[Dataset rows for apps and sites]

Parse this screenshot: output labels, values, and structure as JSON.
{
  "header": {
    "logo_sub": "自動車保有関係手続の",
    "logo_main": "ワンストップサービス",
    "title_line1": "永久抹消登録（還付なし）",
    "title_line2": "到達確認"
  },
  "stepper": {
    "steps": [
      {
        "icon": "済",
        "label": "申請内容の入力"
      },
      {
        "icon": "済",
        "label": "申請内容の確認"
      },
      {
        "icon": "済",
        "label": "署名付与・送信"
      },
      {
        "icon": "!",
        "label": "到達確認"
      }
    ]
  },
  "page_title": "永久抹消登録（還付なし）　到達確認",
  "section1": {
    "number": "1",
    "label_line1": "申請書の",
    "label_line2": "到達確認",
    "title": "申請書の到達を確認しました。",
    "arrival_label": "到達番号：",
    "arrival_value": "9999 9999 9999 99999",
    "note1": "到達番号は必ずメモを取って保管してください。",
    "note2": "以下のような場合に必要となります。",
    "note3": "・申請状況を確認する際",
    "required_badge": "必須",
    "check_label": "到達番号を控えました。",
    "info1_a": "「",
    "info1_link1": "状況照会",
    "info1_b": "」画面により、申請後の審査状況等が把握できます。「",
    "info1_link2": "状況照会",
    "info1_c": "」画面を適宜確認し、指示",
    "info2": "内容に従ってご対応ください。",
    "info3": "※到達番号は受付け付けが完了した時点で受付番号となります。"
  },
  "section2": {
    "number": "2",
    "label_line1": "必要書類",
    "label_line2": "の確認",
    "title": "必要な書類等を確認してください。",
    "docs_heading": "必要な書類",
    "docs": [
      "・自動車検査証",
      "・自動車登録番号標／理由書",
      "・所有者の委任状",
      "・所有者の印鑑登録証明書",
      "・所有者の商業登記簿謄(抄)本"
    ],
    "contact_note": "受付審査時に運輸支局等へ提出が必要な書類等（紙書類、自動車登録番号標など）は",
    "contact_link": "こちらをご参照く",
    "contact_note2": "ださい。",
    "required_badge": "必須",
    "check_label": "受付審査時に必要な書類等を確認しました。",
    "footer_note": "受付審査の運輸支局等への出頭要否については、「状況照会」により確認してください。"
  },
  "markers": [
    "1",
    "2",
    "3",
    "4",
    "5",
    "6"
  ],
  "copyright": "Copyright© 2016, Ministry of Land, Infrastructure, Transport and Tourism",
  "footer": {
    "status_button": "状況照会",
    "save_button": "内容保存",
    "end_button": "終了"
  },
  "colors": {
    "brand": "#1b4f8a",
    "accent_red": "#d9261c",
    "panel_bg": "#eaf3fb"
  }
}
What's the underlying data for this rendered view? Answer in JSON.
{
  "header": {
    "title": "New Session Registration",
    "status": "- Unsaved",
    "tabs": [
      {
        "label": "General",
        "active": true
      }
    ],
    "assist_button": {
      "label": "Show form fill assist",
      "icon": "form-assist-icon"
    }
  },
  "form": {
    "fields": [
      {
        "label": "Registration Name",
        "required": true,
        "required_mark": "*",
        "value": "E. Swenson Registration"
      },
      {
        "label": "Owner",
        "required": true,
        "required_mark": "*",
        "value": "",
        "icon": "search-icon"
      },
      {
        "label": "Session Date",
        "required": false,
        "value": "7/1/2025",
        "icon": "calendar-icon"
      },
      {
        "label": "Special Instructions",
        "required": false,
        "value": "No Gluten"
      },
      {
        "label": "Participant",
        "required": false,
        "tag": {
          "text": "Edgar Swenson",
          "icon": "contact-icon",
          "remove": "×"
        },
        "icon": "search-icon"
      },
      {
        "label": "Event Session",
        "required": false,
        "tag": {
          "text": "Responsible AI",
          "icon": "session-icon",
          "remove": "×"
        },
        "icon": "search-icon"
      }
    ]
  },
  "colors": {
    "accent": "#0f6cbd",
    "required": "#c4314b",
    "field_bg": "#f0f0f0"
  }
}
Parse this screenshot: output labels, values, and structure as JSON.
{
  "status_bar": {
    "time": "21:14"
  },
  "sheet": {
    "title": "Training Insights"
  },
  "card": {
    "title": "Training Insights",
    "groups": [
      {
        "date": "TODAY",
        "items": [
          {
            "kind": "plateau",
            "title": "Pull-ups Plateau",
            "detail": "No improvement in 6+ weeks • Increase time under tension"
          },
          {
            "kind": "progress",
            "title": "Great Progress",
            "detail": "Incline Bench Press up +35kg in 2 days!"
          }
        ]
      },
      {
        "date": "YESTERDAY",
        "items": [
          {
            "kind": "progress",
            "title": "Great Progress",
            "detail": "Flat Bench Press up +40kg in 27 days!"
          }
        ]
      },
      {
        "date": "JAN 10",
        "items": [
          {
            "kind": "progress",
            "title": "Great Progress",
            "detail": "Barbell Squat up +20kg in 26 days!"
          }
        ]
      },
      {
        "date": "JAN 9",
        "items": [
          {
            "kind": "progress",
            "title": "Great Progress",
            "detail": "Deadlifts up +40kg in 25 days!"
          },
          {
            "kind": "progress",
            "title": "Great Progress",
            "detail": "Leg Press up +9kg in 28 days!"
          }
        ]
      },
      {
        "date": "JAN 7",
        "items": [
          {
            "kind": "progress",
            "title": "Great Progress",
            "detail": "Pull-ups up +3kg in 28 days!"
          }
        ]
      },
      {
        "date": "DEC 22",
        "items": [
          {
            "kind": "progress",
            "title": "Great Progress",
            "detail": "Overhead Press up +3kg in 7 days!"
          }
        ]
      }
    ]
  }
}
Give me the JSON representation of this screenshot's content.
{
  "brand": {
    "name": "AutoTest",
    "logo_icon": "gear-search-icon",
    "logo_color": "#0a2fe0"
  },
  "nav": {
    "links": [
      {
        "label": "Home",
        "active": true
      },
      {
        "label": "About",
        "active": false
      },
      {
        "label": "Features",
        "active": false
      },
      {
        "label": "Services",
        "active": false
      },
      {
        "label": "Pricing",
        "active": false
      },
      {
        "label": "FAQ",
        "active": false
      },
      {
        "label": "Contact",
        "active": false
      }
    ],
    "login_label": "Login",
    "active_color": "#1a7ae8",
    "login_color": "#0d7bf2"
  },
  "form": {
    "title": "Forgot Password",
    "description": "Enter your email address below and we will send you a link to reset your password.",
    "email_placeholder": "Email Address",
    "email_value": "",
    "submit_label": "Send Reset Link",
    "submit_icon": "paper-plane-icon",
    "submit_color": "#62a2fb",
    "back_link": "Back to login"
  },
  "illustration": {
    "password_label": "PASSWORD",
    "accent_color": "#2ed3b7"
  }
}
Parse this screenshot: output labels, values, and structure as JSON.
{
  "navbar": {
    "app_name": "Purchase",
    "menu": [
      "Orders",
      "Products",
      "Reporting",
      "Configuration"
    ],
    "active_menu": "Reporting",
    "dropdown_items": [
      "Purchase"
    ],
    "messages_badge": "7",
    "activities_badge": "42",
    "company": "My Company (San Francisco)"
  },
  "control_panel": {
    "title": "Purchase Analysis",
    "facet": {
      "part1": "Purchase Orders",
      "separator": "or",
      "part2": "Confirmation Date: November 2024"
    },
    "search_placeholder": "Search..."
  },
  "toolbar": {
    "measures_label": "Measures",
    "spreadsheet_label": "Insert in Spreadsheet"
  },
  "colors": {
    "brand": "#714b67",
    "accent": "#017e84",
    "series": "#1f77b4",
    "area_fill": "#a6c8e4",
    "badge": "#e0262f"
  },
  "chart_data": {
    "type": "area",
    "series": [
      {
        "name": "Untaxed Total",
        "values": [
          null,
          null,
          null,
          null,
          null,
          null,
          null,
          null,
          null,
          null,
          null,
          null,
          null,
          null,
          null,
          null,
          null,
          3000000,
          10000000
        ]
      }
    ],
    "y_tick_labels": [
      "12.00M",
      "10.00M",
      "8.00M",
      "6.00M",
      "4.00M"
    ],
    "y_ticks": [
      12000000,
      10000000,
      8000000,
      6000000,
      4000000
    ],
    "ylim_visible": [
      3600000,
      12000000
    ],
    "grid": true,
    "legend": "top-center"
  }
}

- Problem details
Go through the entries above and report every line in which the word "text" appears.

- Solution below
          "text": "Edgar Swenson",
          "text": "Responsible AI",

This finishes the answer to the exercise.